Data records for software interfaces:
§ §
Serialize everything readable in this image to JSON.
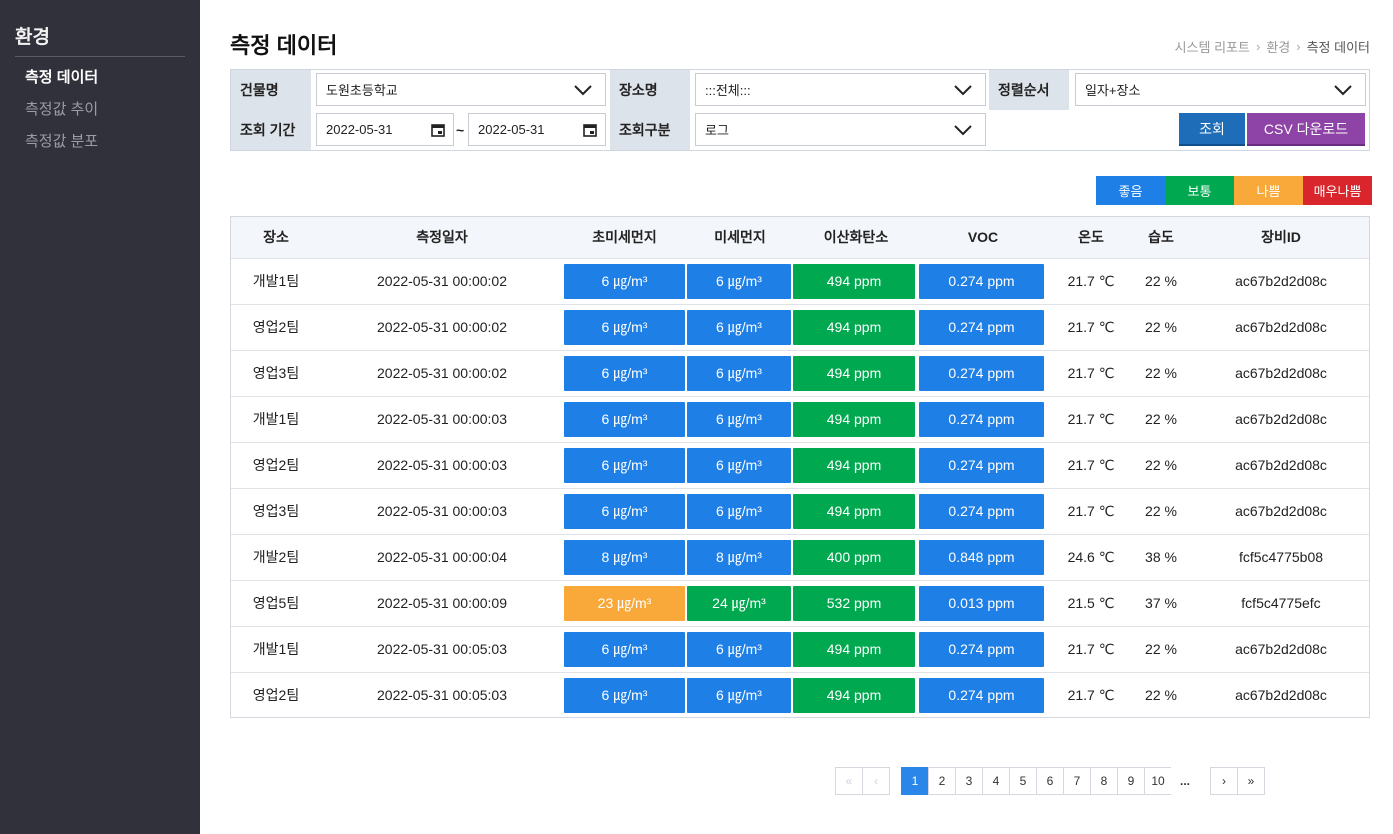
{
  "sidebar": {
    "title": "환경",
    "items": [
      {
        "label": "측정 데이터",
        "active": true
      },
      {
        "label": "측정값 추이",
        "active": false
      },
      {
        "label": "측정값 분포",
        "active": false
      }
    ]
  },
  "header": {
    "title": "측정 데이터",
    "breadcrumb": [
      "시스템 리포트",
      "환경",
      "측정 데이터"
    ]
  },
  "filters": {
    "building_label": "건물명",
    "building_value": "도원초등학교",
    "place_label": "장소명",
    "place_value": ":::전체:::",
    "sort_label": "정렬순서",
    "sort_value": "일자+장소",
    "period_label": "조회 기간",
    "date_from": "2022-05-31",
    "date_sep": "~",
    "date_to": "2022-05-31",
    "type_label": "조회구분",
    "type_value": "로그",
    "search_button": "조회",
    "csv_button": "CSV 다운로드"
  },
  "legend": [
    {
      "label": "좋음",
      "color": "#1e7fe6"
    },
    {
      "label": "보통",
      "color": "#00a94f"
    },
    {
      "label": "나쁨",
      "color": "#f9a93a"
    },
    {
      "label": "매우나쁨",
      "color": "#d9262c"
    }
  ],
  "table": {
    "columns": [
      "장소",
      "측정일자",
      "초미세먼지",
      "미세먼지",
      "이산화탄소",
      "VOC",
      "온도",
      "습도",
      "장비ID"
    ],
    "rows": [
      {
        "place": "개발1팀",
        "date": "2022-05-31 00:00:02",
        "pm25": "6 ㎍/m³",
        "pm25_level": "good",
        "pm10": "6 ㎍/m³",
        "pm10_level": "good",
        "co2": "494 ppm",
        "co2_level": "normal",
        "voc": "0.274 ppm",
        "voc_level": "good",
        "temp": "21.7 ℃",
        "hum": "22 %",
        "device": "ac67b2d2d08c"
      },
      {
        "place": "영업2팀",
        "date": "2022-05-31 00:00:02",
        "pm25": "6 ㎍/m³",
        "pm25_level": "good",
        "pm10": "6 ㎍/m³",
        "pm10_level": "good",
        "co2": "494 ppm",
        "co2_level": "normal",
        "voc": "0.274 ppm",
        "voc_level": "good",
        "temp": "21.7 ℃",
        "hum": "22 %",
        "device": "ac67b2d2d08c"
      },
      {
        "place": "영업3팀",
        "date": "2022-05-31 00:00:02",
        "pm25": "6 ㎍/m³",
        "pm25_level": "good",
        "pm10": "6 ㎍/m³",
        "pm10_level": "good",
        "co2": "494 ppm",
        "co2_level": "normal",
        "voc": "0.274 ppm",
        "voc_level": "good",
        "temp": "21.7 ℃",
        "hum": "22 %",
        "device": "ac67b2d2d08c"
      },
      {
        "place": "개발1팀",
        "date": "2022-05-31 00:00:03",
        "pm25": "6 ㎍/m³",
        "pm25_level": "good",
        "pm10": "6 ㎍/m³",
        "pm10_level": "good",
        "co2": "494 ppm",
        "co2_level": "normal",
        "voc": "0.274 ppm",
        "voc_level": "good",
        "temp": "21.7 ℃",
        "hum": "22 %",
        "device": "ac67b2d2d08c"
      },
      {
        "place": "영업2팀",
        "date": "2022-05-31 00:00:03",
        "pm25": "6 ㎍/m³",
        "pm25_level": "good",
        "pm10": "6 ㎍/m³",
        "pm10_level": "good",
        "co2": "494 ppm",
        "co2_level": "normal",
        "voc": "0.274 ppm",
        "voc_level": "good",
        "temp": "21.7 ℃",
        "hum": "22 %",
        "device": "ac67b2d2d08c"
      },
      {
        "place": "영업3팀",
        "date": "2022-05-31 00:00:03",
        "pm25": "6 ㎍/m³",
        "pm25_level": "good",
        "pm10": "6 ㎍/m³",
        "pm10_level": "good",
        "co2": "494 ppm",
        "co2_level": "normal",
        "voc": "0.274 ppm",
        "voc_level": "good",
        "temp": "21.7 ℃",
        "hum": "22 %",
        "device": "ac67b2d2d08c"
      },
      {
        "place": "개발2팀",
        "date": "2022-05-31 00:00:04",
        "pm25": "8 ㎍/m³",
        "pm25_level": "good",
        "pm10": "8 ㎍/m³",
        "pm10_level": "good",
        "co2": "400 ppm",
        "co2_level": "normal",
        "voc": "0.848 ppm",
        "voc_level": "good",
        "temp": "24.6 ℃",
        "hum": "38 %",
        "device": "fcf5c4775b08"
      },
      {
        "place": "영업5팀",
        "date": "2022-05-31 00:00:09",
        "pm25": "23 ㎍/m³",
        "pm25_level": "bad",
        "pm10": "24 ㎍/m³",
        "pm10_level": "normal",
        "co2": "532 ppm",
        "co2_level": "normal",
        "voc": "0.013 ppm",
        "voc_level": "good",
        "temp": "21.5 ℃",
        "hum": "37 %",
        "device": "fcf5c4775efc"
      },
      {
        "place": "개발1팀",
        "date": "2022-05-31 00:05:03",
        "pm25": "6 ㎍/m³",
        "pm25_level": "good",
        "pm10": "6 ㎍/m³",
        "pm10_level": "good",
        "co2": "494 ppm",
        "co2_level": "normal",
        "voc": "0.274 ppm",
        "voc_level": "good",
        "temp": "21.7 ℃",
        "hum": "22 %",
        "device": "ac67b2d2d08c"
      },
      {
        "place": "영업2팀",
        "date": "2022-05-31 00:05:03",
        "pm25": "6 ㎍/m³",
        "pm25_level": "good",
        "pm10": "6 ㎍/m³",
        "pm10_level": "good",
        "co2": "494 ppm",
        "co2_level": "normal",
        "voc": "0.274 ppm",
        "voc_level": "good",
        "temp": "21.7 ℃",
        "hum": "22 %",
        "device": "ac67b2d2d08c"
      }
    ]
  },
  "level_colors": {
    "good": "#1e7fe6",
    "normal": "#00a94f",
    "bad": "#f9a93a",
    "very_bad": "#d9262c"
  },
  "pagination": {
    "first": "«",
    "prev": "‹",
    "pages": [
      "1",
      "2",
      "3",
      "4",
      "5",
      "6",
      "7",
      "8",
      "9",
      "10"
    ],
    "current": "1",
    "ellipsis": "...",
    "next": "›",
    "last": "»"
  }
}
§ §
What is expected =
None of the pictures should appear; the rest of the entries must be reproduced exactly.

Result =
Serialize everything readable in this image to JSON.
{
  "sidebar": {
    "title": "환경",
    "items": [
      {
        "label": "측정 데이터",
        "active": true
      },
      {
        "label": "측정값 추이",
        "active": false
      },
      {
        "label": "측정값 분포",
        "active": false
      }
    ]
  },
  "header": {
    "title": "측정 데이터",
    "breadcrumb": [
      "시스템 리포트",
      "환경",
      "측정 데이터"
    ]
  },
  "filters": {
    "building_label": "건물명",
    "building_value": "도원초등학교",
    "place_label": "장소명",
    "place_value": ":::전체:::",
    "sort_label": "정렬순서",
    "sort_value": "일자+장소",
    "period_label": "조회 기간",
    "date_from": "2022-05-31",
    "date_sep": "~",
    "date_to": "2022-05-31",
    "type_label": "조회구분",
    "type_value": "로그",
    "search_button": "조회",
    "csv_button": "CSV 다운로드"
  },
  "legend": [
    {
      "label": "좋음",
      "color": "#1e7fe6"
    },
    {
      "label": "보통",
      "color": "#00a94f"
    },
    {
      "label": "나쁨",
      "color": "#f9a93a"
    },
    {
      "label": "매우나쁨",
      "color": "#d9262c"
    }
  ],
  "table": {
    "columns": [
      "장소",
      "측정일자",
      "초미세먼지",
      "미세먼지",
      "이산화탄소",
      "VOC",
      "온도",
      "습도",
      "장비ID"
    ],
    "rows": [
      {
        "place": "개발1팀",
        "date": "2022-05-31 00:00:02",
        "pm25": "6 ㎍/m³",
        "pm25_level": "good",
        "pm10": "6 ㎍/m³",
        "pm10_level": "good",
        "co2": "494 ppm",
        "co2_level": "normal",
        "voc": "0.274 ppm",
        "voc_level": "good",
        "temp": "21.7 ℃",
        "hum": "22 %",
        "device": "ac67b2d2d08c"
      },
      {
        "place": "영업2팀",
        "date": "2022-05-31 00:00:02",
        "pm25": "6 ㎍/m³",
        "pm25_level": "good",
        "pm10": "6 ㎍/m³",
        "pm10_level": "good",
        "co2": "494 ppm",
        "co2_level": "normal",
        "voc": "0.274 ppm",
        "voc_level": "good",
        "temp": "21.7 ℃",
        "hum": "22 %",
        "device": "ac67b2d2d08c"
      },
      {
        "place": "영업3팀",
        "date": "2022-05-31 00:00:02",
        "pm25": "6 ㎍/m³",
        "pm25_level": "good",
        "pm10": "6 ㎍/m³",
        "pm10_level": "good",
        "co2": "494 ppm",
        "co2_level": "normal",
        "voc": "0.274 ppm",
        "voc_level": "good",
        "temp": "21.7 ℃",
        "hum": "22 %",
        "device": "ac67b2d2d08c"
      },
      {
        "place": "개발1팀",
        "date": "2022-05-31 00:00:03",
        "pm25": "6 ㎍/m³",
        "pm25_level": "good",
        "pm10": "6 ㎍/m³",
        "pm10_level": "good",
        "co2": "494 ppm",
        "co2_level": "normal",
        "voc": "0.274 ppm",
        "voc_level": "good",
        "temp": "21.7 ℃",
        "hum": "22 %",
        "device": "ac67b2d2d08c"
      },
      {
        "place": "영업2팀",
        "date": "2022-05-31 00:00:03",
        "pm25": "6 ㎍/m³",
        "pm25_level": "good",
        "pm10": "6 ㎍/m³",
        "pm10_level": "good",
        "co2": "494 ppm",
        "co2_level": "normal",
        "voc": "0.274 ppm",
        "voc_level": "good",
        "temp": "21.7 ℃",
        "hum": "22 %",
        "device": "ac67b2d2d08c"
      },
      {
        "place": "영업3팀",
        "date": "2022-05-31 00:00:03",
        "pm25": "6 ㎍/m³",
        "pm25_level": "good",
        "pm10": "6 ㎍/m³",
        "pm10_level": "good",
        "co2": "494 ppm",
        "co2_level": "normal",
        "voc": "0.274 ppm",
        "voc_level": "good",
        "temp": "21.7 ℃",
        "hum": "22 %",
        "device": "ac67b2d2d08c"
      },
      {
        "place": "개발2팀",
        "date": "2022-05-31 00:00:04",
        "pm25": "8 ㎍/m³",
        "pm25_level": "good",
        "pm10": "8 ㎍/m³",
        "pm10_level": "good",
        "co2": "400 ppm",
        "co2_level": "normal",
        "voc": "0.848 ppm",
        "voc_level": "good",
        "temp": "24.6 ℃",
        "hum": "38 %",
        "device": "fcf5c4775b08"
      },
      {
        "place": "영업5팀",
        "date": "2022-05-31 00:00:09",
        "pm25": "23 ㎍/m³",
        "pm25_level": "bad",
        "pm10": "24 ㎍/m³",
        "pm10_level": "normal",
        "co2": "532 ppm",
        "co2_level": "normal",
        "voc": "0.013 ppm",
        "voc_level": "good",
        "temp": "21.5 ℃",
        "hum": "37 %",
        "device": "fcf5c4775efc"
      },
      {
        "place": "개발1팀",
        "date": "2022-05-31 00:05:03",
        "pm25": "6 ㎍/m³",
        "pm25_level": "good",
        "pm10": "6 ㎍/m³",
        "pm10_level": "good",
        "co2": "494 ppm",
        "co2_level": "normal",
        "voc": "0.274 ppm",
        "voc_level": "good",
        "temp": "21.7 ℃",
        "hum": "22 %",
        "device": "ac67b2d2d08c"
      },
      {
        "place": "영업2팀",
        "date": "2022-05-31 00:05:03",
        "pm25": "6 ㎍/m³",
        "pm25_level": "good",
        "pm10": "6 ㎍/m³",
        "pm10_level": "good",
        "co2": "494 ppm",
        "co2_level": "normal",
        "voc": "0.274 ppm",
        "voc_level": "good",
        "temp": "21.7 ℃",
        "hum": "22 %",
        "device": "ac67b2d2d08c"
      }
    ]
  },
  "level_colors": {
    "good": "#1e7fe6",
    "normal": "#00a94f",
    "bad": "#f9a93a",
    "very_bad": "#d9262c"
  },
  "pagination": {
    "first": "«",
    "prev": "‹",
    "pages": [
      "1",
      "2",
      "3",
      "4",
      "5",
      "6",
      "7",
      "8",
      "9",
      "10"
    ],
    "current": "1",
    "ellipsis": "...",
    "next": "›",
    "last": "»"
  }
}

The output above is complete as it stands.